REQUIRED WORK: From the records below, copy each line in which the string "subtitle" occurs.

Dataset rows describing interfaces
-- Opening Marker --

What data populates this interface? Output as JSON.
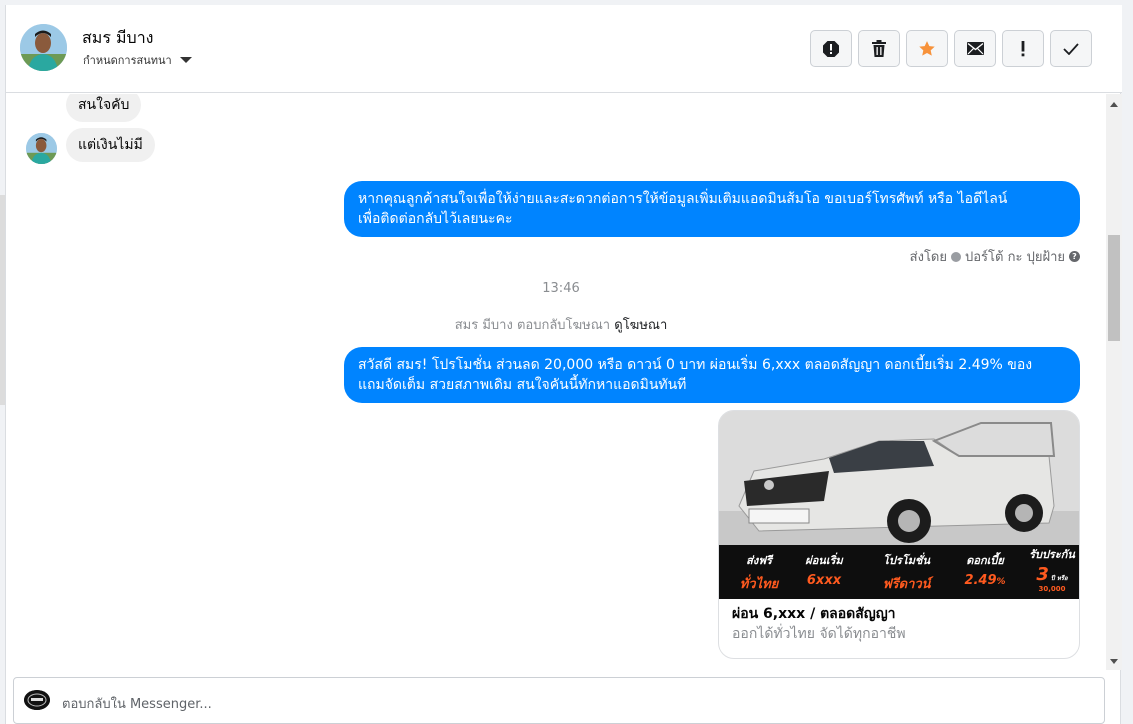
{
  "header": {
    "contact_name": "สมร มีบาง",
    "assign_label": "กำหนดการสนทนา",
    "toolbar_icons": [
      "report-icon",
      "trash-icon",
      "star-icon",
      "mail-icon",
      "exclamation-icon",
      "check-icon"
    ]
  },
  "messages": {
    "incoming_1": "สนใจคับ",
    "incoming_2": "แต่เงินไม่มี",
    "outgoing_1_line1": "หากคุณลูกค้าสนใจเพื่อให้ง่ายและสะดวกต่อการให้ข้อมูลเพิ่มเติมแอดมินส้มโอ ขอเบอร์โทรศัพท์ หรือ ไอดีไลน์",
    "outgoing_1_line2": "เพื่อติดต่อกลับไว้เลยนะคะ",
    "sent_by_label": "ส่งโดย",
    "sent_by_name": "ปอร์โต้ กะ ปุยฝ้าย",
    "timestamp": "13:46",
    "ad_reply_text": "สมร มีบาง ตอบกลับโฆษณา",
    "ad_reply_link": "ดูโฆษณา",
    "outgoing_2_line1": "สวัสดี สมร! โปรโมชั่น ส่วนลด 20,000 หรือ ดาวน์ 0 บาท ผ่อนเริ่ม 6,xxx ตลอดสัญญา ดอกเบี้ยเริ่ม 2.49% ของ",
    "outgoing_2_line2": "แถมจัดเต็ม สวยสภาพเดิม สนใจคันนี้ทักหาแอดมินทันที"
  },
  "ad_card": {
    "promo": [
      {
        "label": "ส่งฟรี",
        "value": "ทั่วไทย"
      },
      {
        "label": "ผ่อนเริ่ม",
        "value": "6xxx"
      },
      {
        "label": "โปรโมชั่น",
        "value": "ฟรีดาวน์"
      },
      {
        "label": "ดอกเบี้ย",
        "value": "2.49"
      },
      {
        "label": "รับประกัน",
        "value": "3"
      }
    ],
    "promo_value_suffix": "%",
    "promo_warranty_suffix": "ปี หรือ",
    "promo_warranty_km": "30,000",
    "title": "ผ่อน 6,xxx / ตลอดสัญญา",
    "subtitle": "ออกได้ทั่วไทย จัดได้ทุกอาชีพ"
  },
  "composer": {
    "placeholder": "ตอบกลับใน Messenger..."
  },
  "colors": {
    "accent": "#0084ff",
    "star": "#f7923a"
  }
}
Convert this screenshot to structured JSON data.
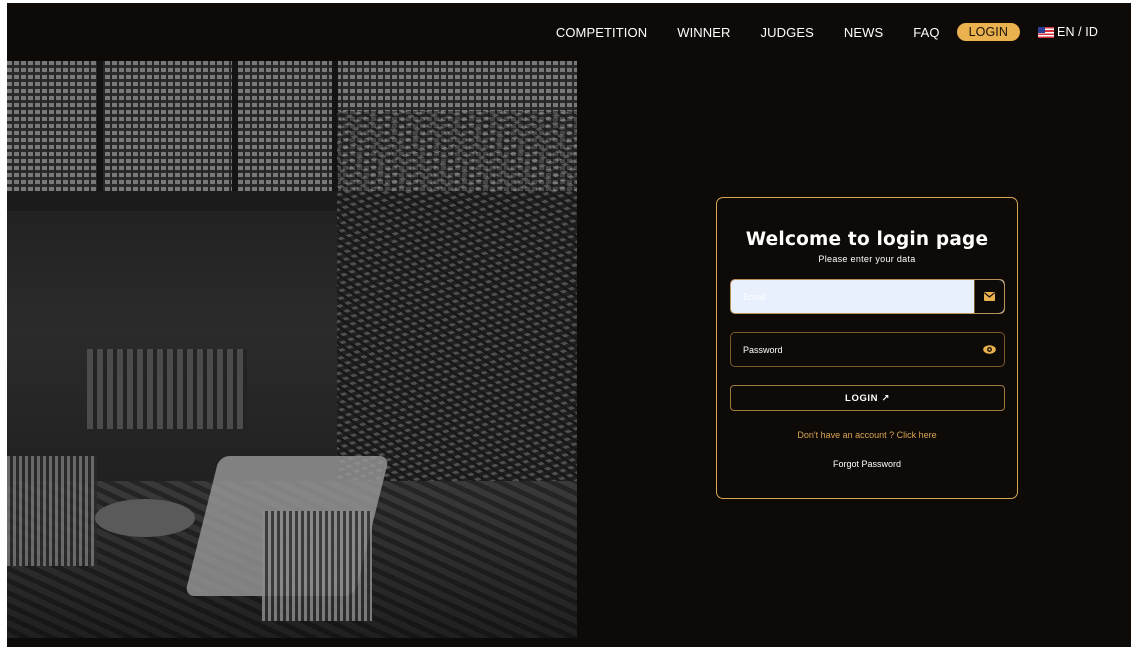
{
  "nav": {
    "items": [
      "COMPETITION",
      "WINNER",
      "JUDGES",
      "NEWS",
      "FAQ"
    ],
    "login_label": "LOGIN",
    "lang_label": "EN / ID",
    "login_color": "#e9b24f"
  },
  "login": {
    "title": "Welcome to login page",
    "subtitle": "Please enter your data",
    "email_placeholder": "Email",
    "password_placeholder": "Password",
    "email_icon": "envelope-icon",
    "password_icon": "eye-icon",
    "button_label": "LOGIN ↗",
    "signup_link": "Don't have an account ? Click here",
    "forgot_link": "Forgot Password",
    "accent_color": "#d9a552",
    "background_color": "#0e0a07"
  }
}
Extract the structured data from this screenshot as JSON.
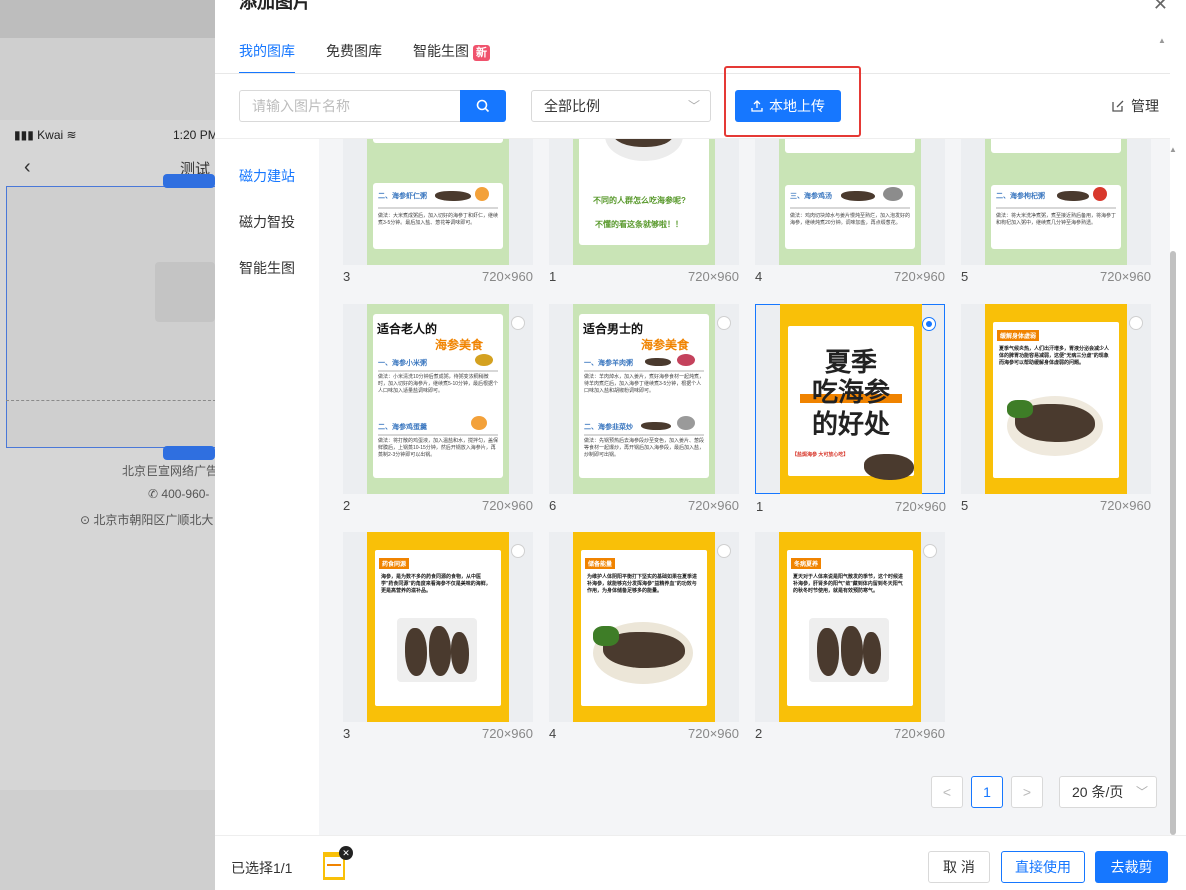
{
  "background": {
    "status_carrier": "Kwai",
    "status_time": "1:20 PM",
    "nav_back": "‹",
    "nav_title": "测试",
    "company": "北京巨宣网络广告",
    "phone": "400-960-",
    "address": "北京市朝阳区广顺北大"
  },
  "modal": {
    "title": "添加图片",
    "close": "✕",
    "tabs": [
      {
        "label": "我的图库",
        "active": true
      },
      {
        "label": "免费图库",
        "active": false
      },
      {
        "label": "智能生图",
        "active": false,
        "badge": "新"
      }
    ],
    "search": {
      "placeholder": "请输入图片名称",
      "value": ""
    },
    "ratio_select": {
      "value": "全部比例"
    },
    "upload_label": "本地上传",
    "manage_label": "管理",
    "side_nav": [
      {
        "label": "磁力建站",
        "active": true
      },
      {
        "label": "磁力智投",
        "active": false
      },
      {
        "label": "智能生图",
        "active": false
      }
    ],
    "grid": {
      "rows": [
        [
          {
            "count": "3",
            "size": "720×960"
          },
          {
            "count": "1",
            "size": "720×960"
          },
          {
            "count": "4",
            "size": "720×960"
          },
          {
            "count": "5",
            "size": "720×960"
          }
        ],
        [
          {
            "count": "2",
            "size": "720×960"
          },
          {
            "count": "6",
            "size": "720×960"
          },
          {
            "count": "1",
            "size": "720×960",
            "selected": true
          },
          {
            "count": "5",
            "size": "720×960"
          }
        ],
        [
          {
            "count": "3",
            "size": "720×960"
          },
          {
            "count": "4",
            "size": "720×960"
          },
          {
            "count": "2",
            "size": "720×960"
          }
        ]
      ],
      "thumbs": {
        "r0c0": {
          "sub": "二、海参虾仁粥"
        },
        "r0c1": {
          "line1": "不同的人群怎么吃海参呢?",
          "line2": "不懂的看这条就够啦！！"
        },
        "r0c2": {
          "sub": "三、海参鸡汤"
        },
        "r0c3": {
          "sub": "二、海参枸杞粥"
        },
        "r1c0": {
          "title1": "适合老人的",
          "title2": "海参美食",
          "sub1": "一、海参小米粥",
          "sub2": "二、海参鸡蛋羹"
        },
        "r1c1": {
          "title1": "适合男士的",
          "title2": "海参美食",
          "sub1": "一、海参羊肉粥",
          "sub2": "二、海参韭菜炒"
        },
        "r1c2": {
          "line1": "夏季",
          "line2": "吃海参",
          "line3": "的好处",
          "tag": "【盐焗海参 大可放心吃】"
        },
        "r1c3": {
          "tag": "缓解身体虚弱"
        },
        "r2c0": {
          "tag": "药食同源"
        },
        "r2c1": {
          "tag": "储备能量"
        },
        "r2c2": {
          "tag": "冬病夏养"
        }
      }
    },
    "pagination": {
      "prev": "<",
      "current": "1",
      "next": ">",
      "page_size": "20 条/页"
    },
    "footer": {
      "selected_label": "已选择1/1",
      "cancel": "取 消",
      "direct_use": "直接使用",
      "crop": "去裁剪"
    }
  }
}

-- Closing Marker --

ANSWER SPACE:
    "subtitle": "ออกได้ทั่วไทย จัดได้ทุกอาชีพ"
    "subtitle": "Please enter your data",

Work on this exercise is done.